> **PROBLEM DESCRIPTION**
Whenever the string "lower" appears in a line of the listing below, that line counts. Say how many lines count, and give nothing else.
BEGIN DATA RECORDS
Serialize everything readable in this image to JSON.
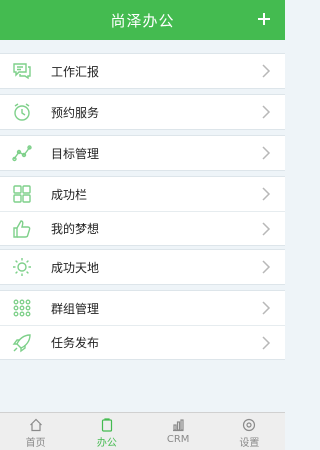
{
  "header": {
    "title": "尚泽办公",
    "add_label": "+"
  },
  "groups": [
    {
      "items": [
        {
          "label": "工作汇报",
          "icon": "chat-bubbles-icon"
        }
      ]
    },
    {
      "items": [
        {
          "label": "预约服务",
          "icon": "alarm-clock-icon"
        }
      ]
    },
    {
      "items": [
        {
          "label": "目标管理",
          "icon": "trend-line-icon"
        }
      ]
    },
    {
      "items": [
        {
          "label": "成功栏",
          "icon": "grid-icon"
        },
        {
          "label": "我的梦想",
          "icon": "thumbs-up-icon"
        }
      ]
    },
    {
      "items": [
        {
          "label": "成功天地",
          "icon": "sun-icon"
        }
      ]
    },
    {
      "items": [
        {
          "label": "群组管理",
          "icon": "dots-grid-icon"
        },
        {
          "label": "任务发布",
          "icon": "rocket-icon"
        }
      ]
    }
  ],
  "tabbar": {
    "tabs": [
      {
        "label": "首页",
        "icon": "home-icon"
      },
      {
        "label": "办公",
        "icon": "clipboard-icon",
        "active": true
      },
      {
        "label": "CRM",
        "icon": "bar-chart-icon"
      },
      {
        "label": "设置",
        "icon": "gear-icon"
      }
    ]
  },
  "colors": {
    "accent": "#44bb50",
    "icon": "#7ed08a",
    "background": "#eef4f8"
  }
}
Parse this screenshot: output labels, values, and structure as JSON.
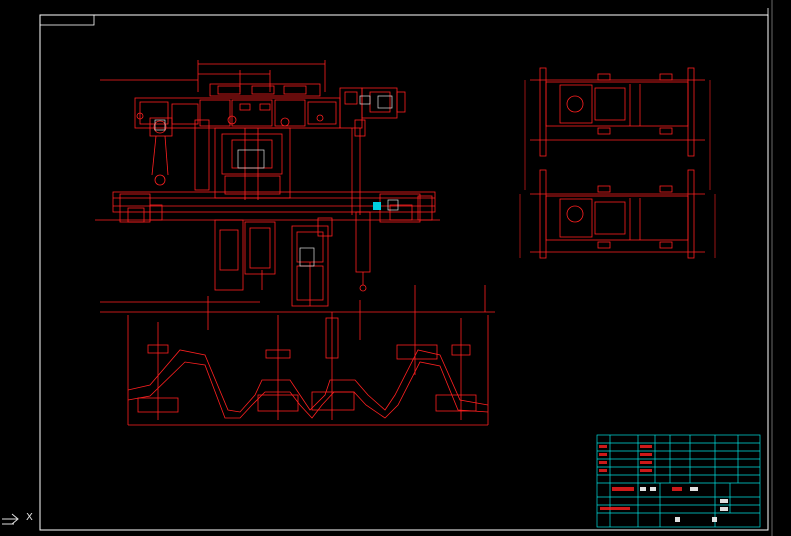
{
  "drawing": {
    "background": "#000000",
    "line_color": "#ff2020",
    "frame_color": "#ffffff",
    "title_block_color": "#00e0e0",
    "side_view_title": "",
    "title_block_scale_label": "",
    "ucs_x_label": "X"
  },
  "dimensions": [
    {
      "id": "dim-top-1",
      "text": ""
    },
    {
      "id": "dim-top-2",
      "text": ""
    },
    {
      "id": "dim-left-elev",
      "text": ""
    },
    {
      "id": "dim-lower-1",
      "text": ""
    },
    {
      "id": "dim-lower-2",
      "text": ""
    },
    {
      "id": "dim-lower-3",
      "text": ""
    },
    {
      "id": "dim-right-1",
      "text": ""
    },
    {
      "id": "dim-right-2",
      "text": ""
    }
  ]
}
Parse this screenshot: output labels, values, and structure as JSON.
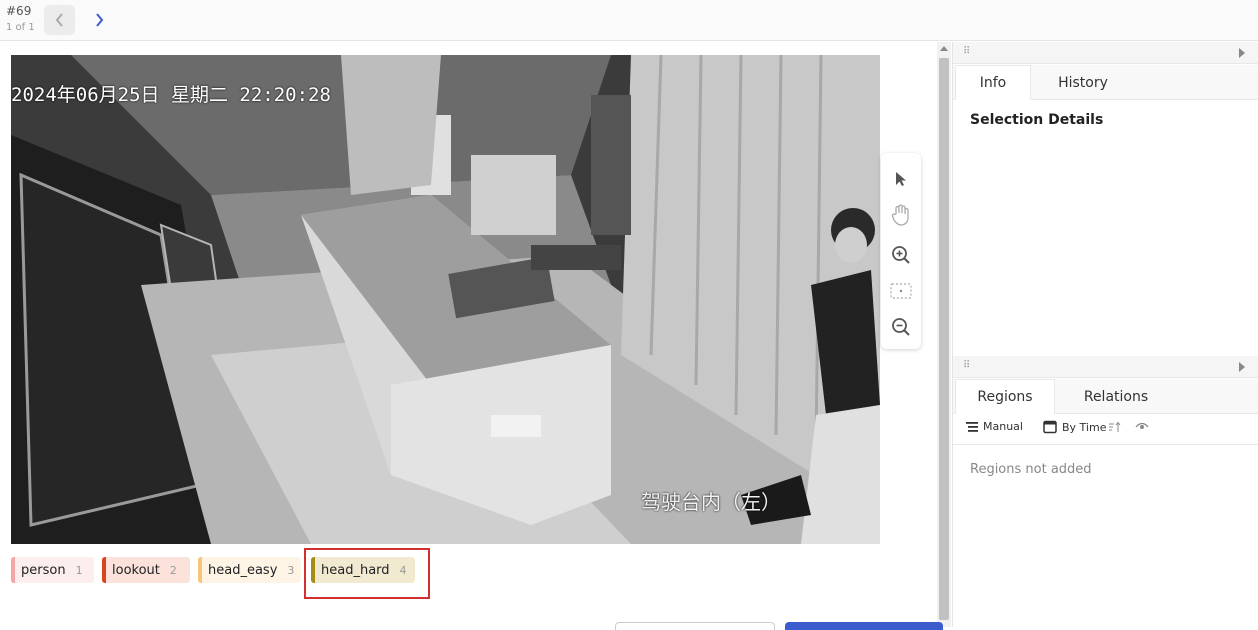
{
  "header": {
    "task_id": "#69",
    "task_count": "1 of 1"
  },
  "image": {
    "timestamp": "2024年06月25日 星期二 22:20:28",
    "caption": "驾驶台内（左）"
  },
  "toolbar": {
    "tools": [
      "select-icon",
      "pan-hand-icon",
      "zoom-in-icon",
      "fit-to-screen-icon",
      "zoom-out-icon"
    ]
  },
  "labels": [
    {
      "name": "person",
      "hotkey": "1",
      "color": "#f4a6a6",
      "bg": "#fdeeee"
    },
    {
      "name": "lookout",
      "hotkey": "2",
      "color": "#d9441c",
      "bg": "#fbe3dc"
    },
    {
      "name": "head_easy",
      "hotkey": "3",
      "color": "#f7c47a",
      "bg": "#fdf4e6"
    },
    {
      "name": "head_hard",
      "hotkey": "4",
      "color": "#a88a17",
      "bg": "#f1ead1"
    }
  ],
  "sidebar": {
    "top_tabs": [
      "Info",
      "History"
    ],
    "selection_title": "Selection Details",
    "bottom_tabs": [
      "Regions",
      "Relations"
    ],
    "tools": {
      "manual": "Manual",
      "by_time": "By Time"
    },
    "empty_message": "Regions not added"
  }
}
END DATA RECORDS
> **SOLUTION TO THE EXERCISE**
3